(Records from a data source)
Segment Open

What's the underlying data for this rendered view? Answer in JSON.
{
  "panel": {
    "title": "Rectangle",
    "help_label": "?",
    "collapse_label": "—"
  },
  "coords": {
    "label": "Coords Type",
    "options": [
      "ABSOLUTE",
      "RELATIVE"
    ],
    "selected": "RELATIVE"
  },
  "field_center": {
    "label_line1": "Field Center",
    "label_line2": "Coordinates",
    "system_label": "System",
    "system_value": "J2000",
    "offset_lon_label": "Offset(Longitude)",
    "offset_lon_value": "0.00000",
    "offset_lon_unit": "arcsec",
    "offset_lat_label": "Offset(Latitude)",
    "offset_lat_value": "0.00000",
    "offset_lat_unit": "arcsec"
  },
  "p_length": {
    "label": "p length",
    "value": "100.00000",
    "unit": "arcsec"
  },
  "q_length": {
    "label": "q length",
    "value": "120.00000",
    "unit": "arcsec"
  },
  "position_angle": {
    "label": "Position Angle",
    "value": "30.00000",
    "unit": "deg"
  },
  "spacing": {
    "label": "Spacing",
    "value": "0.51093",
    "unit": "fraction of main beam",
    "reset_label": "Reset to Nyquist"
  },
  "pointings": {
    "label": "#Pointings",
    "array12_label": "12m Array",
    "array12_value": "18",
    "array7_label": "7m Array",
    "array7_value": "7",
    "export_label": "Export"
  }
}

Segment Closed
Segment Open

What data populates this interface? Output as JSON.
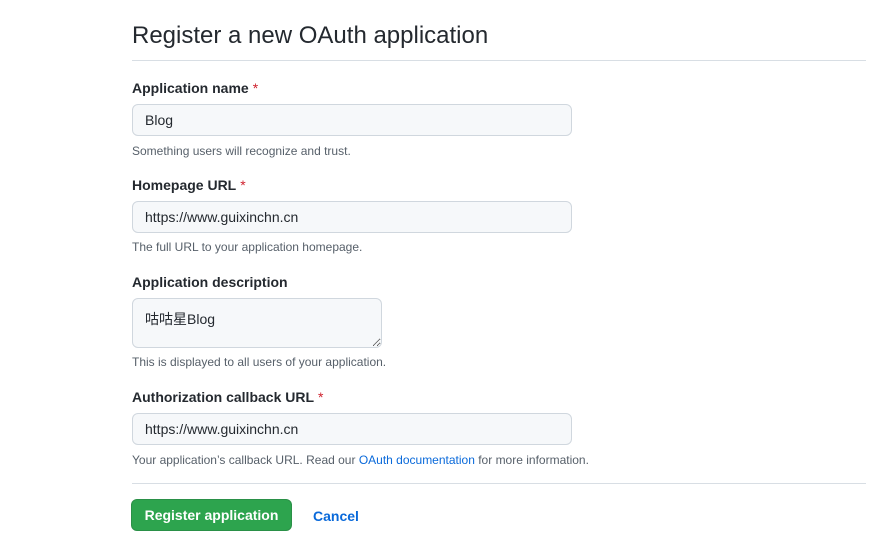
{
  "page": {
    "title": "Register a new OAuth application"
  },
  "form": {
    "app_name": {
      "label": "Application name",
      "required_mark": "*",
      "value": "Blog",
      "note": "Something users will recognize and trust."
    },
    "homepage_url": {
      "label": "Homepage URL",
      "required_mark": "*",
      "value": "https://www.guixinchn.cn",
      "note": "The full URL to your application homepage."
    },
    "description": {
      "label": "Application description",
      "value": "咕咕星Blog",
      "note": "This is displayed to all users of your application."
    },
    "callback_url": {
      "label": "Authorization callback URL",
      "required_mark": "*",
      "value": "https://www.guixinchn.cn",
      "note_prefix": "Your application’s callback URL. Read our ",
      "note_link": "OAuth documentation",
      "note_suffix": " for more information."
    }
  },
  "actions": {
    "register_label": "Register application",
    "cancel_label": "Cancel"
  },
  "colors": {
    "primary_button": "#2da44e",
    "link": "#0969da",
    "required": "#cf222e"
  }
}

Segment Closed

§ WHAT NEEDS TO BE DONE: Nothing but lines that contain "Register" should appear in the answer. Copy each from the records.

§ TASK RESULT:
    "title": "Register a new OAuth application"
    "register_label": "Register application",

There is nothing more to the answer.